▶ **WHAT YOU NEED TO DO**: What you need to do is retype every entry exactly as written.
EXERCISE INPUTS Block Start
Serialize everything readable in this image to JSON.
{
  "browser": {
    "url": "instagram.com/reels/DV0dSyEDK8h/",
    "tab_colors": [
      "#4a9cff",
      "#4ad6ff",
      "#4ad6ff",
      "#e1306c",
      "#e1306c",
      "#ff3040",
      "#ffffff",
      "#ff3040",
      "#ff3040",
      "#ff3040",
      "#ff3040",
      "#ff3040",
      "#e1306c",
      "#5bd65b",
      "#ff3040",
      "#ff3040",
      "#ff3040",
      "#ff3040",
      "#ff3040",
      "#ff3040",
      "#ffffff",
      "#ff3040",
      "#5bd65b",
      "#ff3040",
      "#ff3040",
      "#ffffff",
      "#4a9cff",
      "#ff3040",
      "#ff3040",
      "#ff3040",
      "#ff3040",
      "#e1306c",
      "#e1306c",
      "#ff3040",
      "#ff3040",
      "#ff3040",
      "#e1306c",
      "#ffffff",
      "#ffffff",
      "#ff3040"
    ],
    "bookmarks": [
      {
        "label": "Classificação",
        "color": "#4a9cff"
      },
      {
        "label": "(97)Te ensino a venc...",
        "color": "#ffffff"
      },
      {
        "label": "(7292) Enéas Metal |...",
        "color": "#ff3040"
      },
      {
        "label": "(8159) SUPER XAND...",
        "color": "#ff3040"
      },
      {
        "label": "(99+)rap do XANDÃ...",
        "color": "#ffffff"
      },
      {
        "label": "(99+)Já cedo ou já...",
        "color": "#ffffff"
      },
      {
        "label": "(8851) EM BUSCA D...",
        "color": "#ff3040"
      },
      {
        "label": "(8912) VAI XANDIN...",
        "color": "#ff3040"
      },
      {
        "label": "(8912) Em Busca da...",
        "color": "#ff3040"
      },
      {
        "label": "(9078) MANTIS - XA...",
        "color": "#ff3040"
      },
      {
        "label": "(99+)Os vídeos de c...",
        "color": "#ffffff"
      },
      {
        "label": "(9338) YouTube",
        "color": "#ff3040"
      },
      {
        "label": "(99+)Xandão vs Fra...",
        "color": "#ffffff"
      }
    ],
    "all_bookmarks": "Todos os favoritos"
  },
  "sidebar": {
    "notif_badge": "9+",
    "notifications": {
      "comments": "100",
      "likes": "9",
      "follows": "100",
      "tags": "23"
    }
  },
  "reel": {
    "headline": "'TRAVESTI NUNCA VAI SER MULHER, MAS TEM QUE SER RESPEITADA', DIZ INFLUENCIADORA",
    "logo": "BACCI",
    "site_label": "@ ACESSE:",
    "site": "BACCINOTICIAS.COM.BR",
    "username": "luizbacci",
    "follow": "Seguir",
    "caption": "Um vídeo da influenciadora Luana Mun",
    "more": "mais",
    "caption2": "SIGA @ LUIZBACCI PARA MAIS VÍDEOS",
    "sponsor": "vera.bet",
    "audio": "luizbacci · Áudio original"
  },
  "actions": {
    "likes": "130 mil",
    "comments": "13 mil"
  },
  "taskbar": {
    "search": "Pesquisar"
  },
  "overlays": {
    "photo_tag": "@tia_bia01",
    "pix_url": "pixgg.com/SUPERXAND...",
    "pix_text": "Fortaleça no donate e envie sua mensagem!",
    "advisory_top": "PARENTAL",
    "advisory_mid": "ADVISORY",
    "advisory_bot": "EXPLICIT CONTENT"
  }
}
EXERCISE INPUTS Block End
▶ **RESULT BELOW**:
Serialize everything readable in this image to JSON.
{
  "browser": {
    "url": "instagram.com/reels/DV0dSyEDK8h/",
    "tab_colors": [
      "#4a9cff",
      "#4ad6ff",
      "#4ad6ff",
      "#e1306c",
      "#e1306c",
      "#ff3040",
      "#ffffff",
      "#ff3040",
      "#ff3040",
      "#ff3040",
      "#ff3040",
      "#ff3040",
      "#e1306c",
      "#5bd65b",
      "#ff3040",
      "#ff3040",
      "#ff3040",
      "#ff3040",
      "#ff3040",
      "#ff3040",
      "#ffffff",
      "#ff3040",
      "#5bd65b",
      "#ff3040",
      "#ff3040",
      "#ffffff",
      "#4a9cff",
      "#ff3040",
      "#ff3040",
      "#ff3040",
      "#ff3040",
      "#e1306c",
      "#e1306c",
      "#ff3040",
      "#ff3040",
      "#ff3040",
      "#e1306c",
      "#ffffff",
      "#ffffff",
      "#ff3040"
    ],
    "bookmarks": [
      {
        "label": "Classificação",
        "color": "#4a9cff"
      },
      {
        "label": "(97)Te ensino a venc...",
        "color": "#ffffff"
      },
      {
        "label": "(7292) Enéas Metal |...",
        "color": "#ff3040"
      },
      {
        "label": "(8159) SUPER XAND...",
        "color": "#ff3040"
      },
      {
        "label": "(99+)rap do XANDÃ...",
        "color": "#ffffff"
      },
      {
        "label": "(99+)Já cedo ou já...",
        "color": "#ffffff"
      },
      {
        "label": "(8851) EM BUSCA D...",
        "color": "#ff3040"
      },
      {
        "label": "(8912) VAI XANDIN...",
        "color": "#ff3040"
      },
      {
        "label": "(8912) Em Busca da...",
        "color": "#ff3040"
      },
      {
        "label": "(9078) MANTIS - XA...",
        "color": "#ff3040"
      },
      {
        "label": "(99+)Os vídeos de c...",
        "color": "#ffffff"
      },
      {
        "label": "(9338) YouTube",
        "color": "#ff3040"
      },
      {
        "label": "(99+)Xandão vs Fra...",
        "color": "#ffffff"
      }
    ],
    "all_bookmarks": "Todos os favoritos"
  },
  "sidebar": {
    "notif_badge": "9+",
    "notifications": {
      "comments": "100",
      "likes": "9",
      "follows": "100",
      "tags": "23"
    }
  },
  "reel": {
    "headline": "'TRAVESTI NUNCA VAI SER MULHER, MAS TEM QUE SER RESPEITADA', DIZ INFLUENCIADORA",
    "logo": "BACCI",
    "site_label": "@ ACESSE:",
    "site": "BACCINOTICIAS.COM.BR",
    "username": "luizbacci",
    "follow": "Seguir",
    "caption": "Um vídeo da influenciadora Luana Mun",
    "more": "mais",
    "caption2": "SIGA @ LUIZBACCI PARA MAIS VÍDEOS",
    "sponsor": "vera.bet",
    "audio": "luizbacci · Áudio original"
  },
  "actions": {
    "likes": "130 mil",
    "comments": "13 mil"
  },
  "taskbar": {
    "search": "Pesquisar"
  },
  "overlays": {
    "photo_tag": "@tia_bia01",
    "pix_url": "pixgg.com/SUPERXAND...",
    "pix_text": "Fortaleça no donate e envie sua mensagem!",
    "advisory_top": "PARENTAL",
    "advisory_mid": "ADVISORY",
    "advisory_bot": "EXPLICIT CONTENT"
  }
}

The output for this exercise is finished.